Entries from a dataset of interfaces
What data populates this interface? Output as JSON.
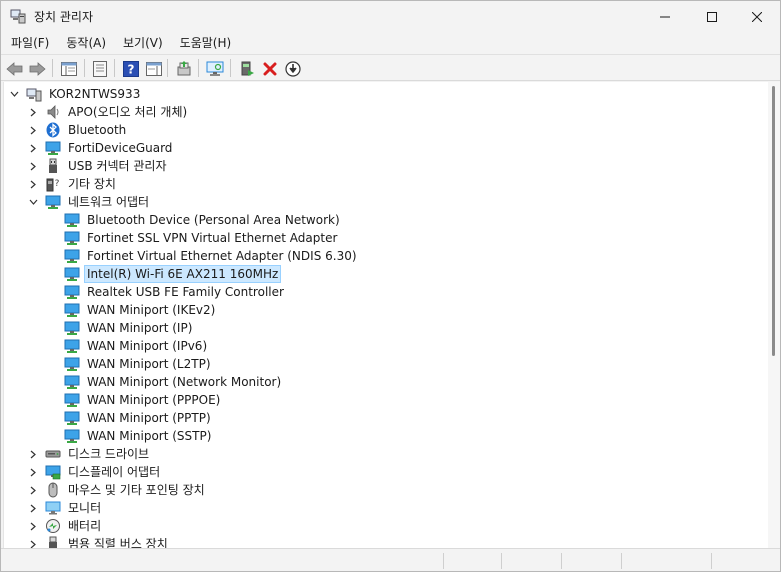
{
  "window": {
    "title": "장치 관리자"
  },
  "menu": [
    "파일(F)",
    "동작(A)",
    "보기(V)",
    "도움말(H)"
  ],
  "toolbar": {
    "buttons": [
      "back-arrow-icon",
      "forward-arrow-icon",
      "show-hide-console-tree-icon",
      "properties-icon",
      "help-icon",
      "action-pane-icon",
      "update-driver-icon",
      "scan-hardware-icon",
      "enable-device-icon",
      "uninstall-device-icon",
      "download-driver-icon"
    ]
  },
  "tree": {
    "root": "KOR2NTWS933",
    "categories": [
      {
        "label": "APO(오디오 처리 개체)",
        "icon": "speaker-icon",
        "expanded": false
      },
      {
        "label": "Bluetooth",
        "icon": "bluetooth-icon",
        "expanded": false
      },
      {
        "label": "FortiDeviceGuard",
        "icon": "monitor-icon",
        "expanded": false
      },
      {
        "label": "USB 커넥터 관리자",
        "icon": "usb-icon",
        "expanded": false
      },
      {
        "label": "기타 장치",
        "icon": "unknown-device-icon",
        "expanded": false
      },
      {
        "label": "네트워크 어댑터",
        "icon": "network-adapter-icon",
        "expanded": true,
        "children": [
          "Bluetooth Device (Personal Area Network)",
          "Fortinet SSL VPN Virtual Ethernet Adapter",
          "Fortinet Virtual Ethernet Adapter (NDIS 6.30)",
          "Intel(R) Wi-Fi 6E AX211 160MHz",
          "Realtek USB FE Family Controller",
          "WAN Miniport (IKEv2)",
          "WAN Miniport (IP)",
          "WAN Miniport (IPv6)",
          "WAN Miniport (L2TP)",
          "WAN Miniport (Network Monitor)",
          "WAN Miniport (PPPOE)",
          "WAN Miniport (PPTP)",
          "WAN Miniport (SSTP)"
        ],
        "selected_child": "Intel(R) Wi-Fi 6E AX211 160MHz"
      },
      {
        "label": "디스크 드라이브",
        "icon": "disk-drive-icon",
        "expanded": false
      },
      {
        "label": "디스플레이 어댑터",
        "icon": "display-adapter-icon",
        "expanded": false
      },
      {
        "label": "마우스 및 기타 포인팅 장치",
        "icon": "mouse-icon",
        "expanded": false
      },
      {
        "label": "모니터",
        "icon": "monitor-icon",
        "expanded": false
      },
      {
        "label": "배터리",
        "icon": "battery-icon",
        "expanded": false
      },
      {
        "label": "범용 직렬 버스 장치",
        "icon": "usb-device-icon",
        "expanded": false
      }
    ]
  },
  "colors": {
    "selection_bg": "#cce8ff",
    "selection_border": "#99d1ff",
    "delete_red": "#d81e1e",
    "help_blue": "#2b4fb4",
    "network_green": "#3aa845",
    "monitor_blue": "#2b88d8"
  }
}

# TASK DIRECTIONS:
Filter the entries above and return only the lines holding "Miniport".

# REPLY TO THE TASK:
          "WAN Miniport (IKEv2)",
          "WAN Miniport (IP)",
          "WAN Miniport (IPv6)",
          "WAN Miniport (L2TP)",
          "WAN Miniport (Network Monitor)",
          "WAN Miniport (PPPOE)",
          "WAN Miniport (PPTP)",
          "WAN Miniport (SSTP)"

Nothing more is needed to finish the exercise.